Korean culture appreciates food and dining etiquette, and meokbangs are a logical pop culture extension of these mores. I wish I was writing about the history of dining culture in South Korea, but instead, the rest of the world managed to gentrify meokbangs: the term was romanized roughly as “mukbang”, and in this form, it’s ushered in some increasingly bizarre content.
A lot spills out when you drop that name. There is nearly a decade of drama and discourse related to Nicolas “Nik” Perry, and his online moniker “Nikocado Avocado” makes it obvious that he cultivates this drama: in many restaurants, avocados and guacamole are available to purchase as add-ons to a meal item. This is referred to as costing “extra” – which sounds and functions much like the slang term “extra”, one who is over-the-top and dramatic. Ergo, he is extra, just like guacamole. I can’t believe I had to get an English degree to write shit like this.
It is hard to spend much time on myself these days. I remain safe, for now, in Canada, where we continue to dodge Bubonic Plague II and make decorative cloth face guards. I could be better. My father is coming out of another bout of medical issues, but I don’t feel too worried about his recovery. I’m comforted by the fact that my father will finally be able to watch the American Empire crumble before he dies.
Well, you did it, America. You brought back the fucking holocaust. How’s it feel being the Roman Empire of this millennium? You were this round’s conceited, greedy monolithic cocktail of money and weapons, holding its citizens by the necks. Your leaders spent the better part of the 20th century spreading their conform-or-die ooze all over anything vaguely culturally different. But just like Rome, you’re destined to eventually hit critical mass and collapse in on itself quickly, but messily and horribly. I can’t wait to hear people of the future joke about your powers in the same way we joke about Great Britain today. Did you get bored of pretending to bring “freedom” to the rest of the world and just pull off your veil?
The people of America just got a good look at their two choices: Septuagenarian Sex Pest 1 or Septuagenarian Sex Pest 2. Their rambling, blathering attempt at a political debate looked, to the whole world, like two malfunctioning Muppets that had been left in front of a camera. Biden and Trump spoke to each other with the same tone and cadence of one old man trying halfheartedly to stop his friend from calling their bartender a kike to his face. Well, this Jew’s stomach wretches and turns when I think of all my American friends who are going to have to watch Rome burn around them.

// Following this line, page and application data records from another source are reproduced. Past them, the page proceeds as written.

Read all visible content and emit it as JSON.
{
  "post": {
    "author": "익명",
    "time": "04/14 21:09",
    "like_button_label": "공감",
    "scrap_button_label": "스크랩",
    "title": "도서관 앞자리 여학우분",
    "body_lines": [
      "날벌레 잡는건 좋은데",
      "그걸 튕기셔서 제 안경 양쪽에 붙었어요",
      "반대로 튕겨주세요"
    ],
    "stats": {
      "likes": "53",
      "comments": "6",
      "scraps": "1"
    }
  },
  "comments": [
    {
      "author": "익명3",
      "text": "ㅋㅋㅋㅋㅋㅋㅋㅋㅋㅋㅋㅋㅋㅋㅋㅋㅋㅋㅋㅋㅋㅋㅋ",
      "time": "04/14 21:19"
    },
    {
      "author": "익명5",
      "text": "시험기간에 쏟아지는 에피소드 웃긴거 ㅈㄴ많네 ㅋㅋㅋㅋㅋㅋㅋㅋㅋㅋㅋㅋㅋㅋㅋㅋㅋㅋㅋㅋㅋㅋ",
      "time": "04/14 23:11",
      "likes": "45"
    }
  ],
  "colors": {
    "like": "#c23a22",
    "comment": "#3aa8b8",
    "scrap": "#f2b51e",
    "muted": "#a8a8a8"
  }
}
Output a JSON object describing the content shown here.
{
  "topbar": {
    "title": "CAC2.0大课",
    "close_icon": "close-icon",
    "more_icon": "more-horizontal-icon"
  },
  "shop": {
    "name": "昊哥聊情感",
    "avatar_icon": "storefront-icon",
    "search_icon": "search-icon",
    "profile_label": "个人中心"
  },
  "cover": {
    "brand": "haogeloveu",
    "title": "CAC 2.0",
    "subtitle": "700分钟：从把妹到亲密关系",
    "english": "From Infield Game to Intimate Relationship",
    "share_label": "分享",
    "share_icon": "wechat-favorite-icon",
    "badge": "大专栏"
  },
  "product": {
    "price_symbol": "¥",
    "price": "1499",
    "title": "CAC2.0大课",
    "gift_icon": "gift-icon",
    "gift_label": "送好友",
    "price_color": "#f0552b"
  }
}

And it’s not just the literal wildfires or the disease that spreads like one. There’s a new thing to be viscerally disturbed by. I’d like to set a bunch of little phrases on the table before you…”Concentration camp.” “Forced hysterectomy in low budget facility.” “Detained females.” “How to get pregnant.” What does this lay the foundation of within your imagination?